What you should do — The reply should consist of every entry, repeated exactly.

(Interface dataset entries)
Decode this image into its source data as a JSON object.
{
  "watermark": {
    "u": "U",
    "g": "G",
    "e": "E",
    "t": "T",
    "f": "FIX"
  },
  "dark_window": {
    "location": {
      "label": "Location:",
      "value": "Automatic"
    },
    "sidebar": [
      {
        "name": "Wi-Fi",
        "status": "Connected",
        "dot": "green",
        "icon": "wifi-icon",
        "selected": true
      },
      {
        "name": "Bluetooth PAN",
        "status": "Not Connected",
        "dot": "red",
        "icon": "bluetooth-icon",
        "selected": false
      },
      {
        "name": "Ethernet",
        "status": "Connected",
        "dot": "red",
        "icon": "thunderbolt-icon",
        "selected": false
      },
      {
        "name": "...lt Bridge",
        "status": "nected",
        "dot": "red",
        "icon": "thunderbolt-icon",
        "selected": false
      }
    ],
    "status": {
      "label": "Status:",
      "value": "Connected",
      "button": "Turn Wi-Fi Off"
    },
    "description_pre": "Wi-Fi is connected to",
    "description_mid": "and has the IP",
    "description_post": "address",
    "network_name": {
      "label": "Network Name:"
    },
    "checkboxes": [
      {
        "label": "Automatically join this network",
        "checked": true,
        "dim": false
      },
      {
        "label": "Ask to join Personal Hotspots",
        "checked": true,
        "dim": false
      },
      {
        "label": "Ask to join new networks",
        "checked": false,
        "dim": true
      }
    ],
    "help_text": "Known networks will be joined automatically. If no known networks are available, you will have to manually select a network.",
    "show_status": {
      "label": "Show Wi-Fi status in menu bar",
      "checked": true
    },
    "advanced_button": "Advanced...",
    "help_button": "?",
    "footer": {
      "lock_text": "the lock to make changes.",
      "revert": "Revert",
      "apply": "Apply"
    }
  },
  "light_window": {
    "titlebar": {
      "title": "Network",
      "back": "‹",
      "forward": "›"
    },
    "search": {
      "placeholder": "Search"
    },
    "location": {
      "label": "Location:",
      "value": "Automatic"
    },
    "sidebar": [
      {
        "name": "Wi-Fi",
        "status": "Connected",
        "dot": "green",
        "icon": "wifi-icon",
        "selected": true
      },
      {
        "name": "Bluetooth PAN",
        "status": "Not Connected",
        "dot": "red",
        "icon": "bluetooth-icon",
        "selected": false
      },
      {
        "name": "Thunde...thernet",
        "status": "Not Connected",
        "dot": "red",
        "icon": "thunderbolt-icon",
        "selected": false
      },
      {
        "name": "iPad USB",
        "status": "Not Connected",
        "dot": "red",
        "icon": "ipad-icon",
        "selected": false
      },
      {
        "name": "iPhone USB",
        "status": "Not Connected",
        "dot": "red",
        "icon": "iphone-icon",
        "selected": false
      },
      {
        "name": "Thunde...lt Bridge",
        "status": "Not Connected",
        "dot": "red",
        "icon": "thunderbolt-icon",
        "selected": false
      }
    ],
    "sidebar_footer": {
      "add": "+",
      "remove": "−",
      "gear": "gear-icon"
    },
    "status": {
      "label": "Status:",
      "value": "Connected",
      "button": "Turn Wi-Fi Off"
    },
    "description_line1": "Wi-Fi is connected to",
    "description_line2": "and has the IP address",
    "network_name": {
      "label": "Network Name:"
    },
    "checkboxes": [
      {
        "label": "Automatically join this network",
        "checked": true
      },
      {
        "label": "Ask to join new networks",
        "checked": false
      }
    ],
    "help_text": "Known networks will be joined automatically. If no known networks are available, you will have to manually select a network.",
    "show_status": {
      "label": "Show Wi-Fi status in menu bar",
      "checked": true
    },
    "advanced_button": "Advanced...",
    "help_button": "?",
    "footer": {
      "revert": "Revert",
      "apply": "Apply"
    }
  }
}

Solution to this problem —
Decode this image into its source data as a JSON object.
{
  "watermark": {
    "u": "U",
    "g": "G",
    "e": "E",
    "t": "T",
    "f": "FIX"
  },
  "dark_window": {
    "location": {
      "label": "Location:",
      "value": "Automatic"
    },
    "sidebar": [
      {
        "name": "Wi-Fi",
        "status": "Connected",
        "dot": "green",
        "icon": "wifi-icon",
        "selected": true
      },
      {
        "name": "Bluetooth PAN",
        "status": "Not Connected",
        "dot": "red",
        "icon": "bluetooth-icon",
        "selected": false
      },
      {
        "name": "Ethernet",
        "status": "Connected",
        "dot": "red",
        "icon": "thunderbolt-icon",
        "selected": false
      },
      {
        "name": "...lt Bridge",
        "status": "nected",
        "dot": "red",
        "icon": "thunderbolt-icon",
        "selected": false
      }
    ],
    "status": {
      "label": "Status:",
      "value": "Connected",
      "button": "Turn Wi-Fi Off"
    },
    "description_pre": "Wi-Fi is connected to",
    "description_mid": "and has the IP",
    "description_post": "address",
    "network_name": {
      "label": "Network Name:"
    },
    "checkboxes": [
      {
        "label": "Automatically join this network",
        "checked": true,
        "dim": false
      },
      {
        "label": "Ask to join Personal Hotspots",
        "checked": true,
        "dim": false
      },
      {
        "label": "Ask to join new networks",
        "checked": false,
        "dim": true
      }
    ],
    "help_text": "Known networks will be joined automatically. If no known networks are available, you will have to manually select a network.",
    "show_status": {
      "label": "Show Wi-Fi status in menu bar",
      "checked": true
    },
    "advanced_button": "Advanced...",
    "help_button": "?",
    "footer": {
      "lock_text": "the lock to make changes.",
      "revert": "Revert",
      "apply": "Apply"
    }
  },
  "light_window": {
    "titlebar": {
      "title": "Network",
      "back": "‹",
      "forward": "›"
    },
    "search": {
      "placeholder": "Search"
    },
    "location": {
      "label": "Location:",
      "value": "Automatic"
    },
    "sidebar": [
      {
        "name": "Wi-Fi",
        "status": "Connected",
        "dot": "green",
        "icon": "wifi-icon",
        "selected": true
      },
      {
        "name": "Bluetooth PAN",
        "status": "Not Connected",
        "dot": "red",
        "icon": "bluetooth-icon",
        "selected": false
      },
      {
        "name": "Thunde...thernet",
        "status": "Not Connected",
        "dot": "red",
        "icon": "thunderbolt-icon",
        "selected": false
      },
      {
        "name": "iPad USB",
        "status": "Not Connected",
        "dot": "red",
        "icon": "ipad-icon",
        "selected": false
      },
      {
        "name": "iPhone USB",
        "status": "Not Connected",
        "dot": "red",
        "icon": "iphone-icon",
        "selected": false
      },
      {
        "name": "Thunde...lt Bridge",
        "status": "Not Connected",
        "dot": "red",
        "icon": "thunderbolt-icon",
        "selected": false
      }
    ],
    "sidebar_footer": {
      "add": "+",
      "remove": "−",
      "gear": "gear-icon"
    },
    "status": {
      "label": "Status:",
      "value": "Connected",
      "button": "Turn Wi-Fi Off"
    },
    "description_line1": "Wi-Fi is connected to",
    "description_line2": "and has the IP address",
    "network_name": {
      "label": "Network Name:"
    },
    "checkboxes": [
      {
        "label": "Automatically join this network",
        "checked": true
      },
      {
        "label": "Ask to join new networks",
        "checked": false
      }
    ],
    "help_text": "Known networks will be joined automatically. If no known networks are available, you will have to manually select a network.",
    "show_status": {
      "label": "Show Wi-Fi status in menu bar",
      "checked": true
    },
    "advanced_button": "Advanced...",
    "help_button": "?",
    "footer": {
      "revert": "Revert",
      "apply": "Apply"
    }
  }
}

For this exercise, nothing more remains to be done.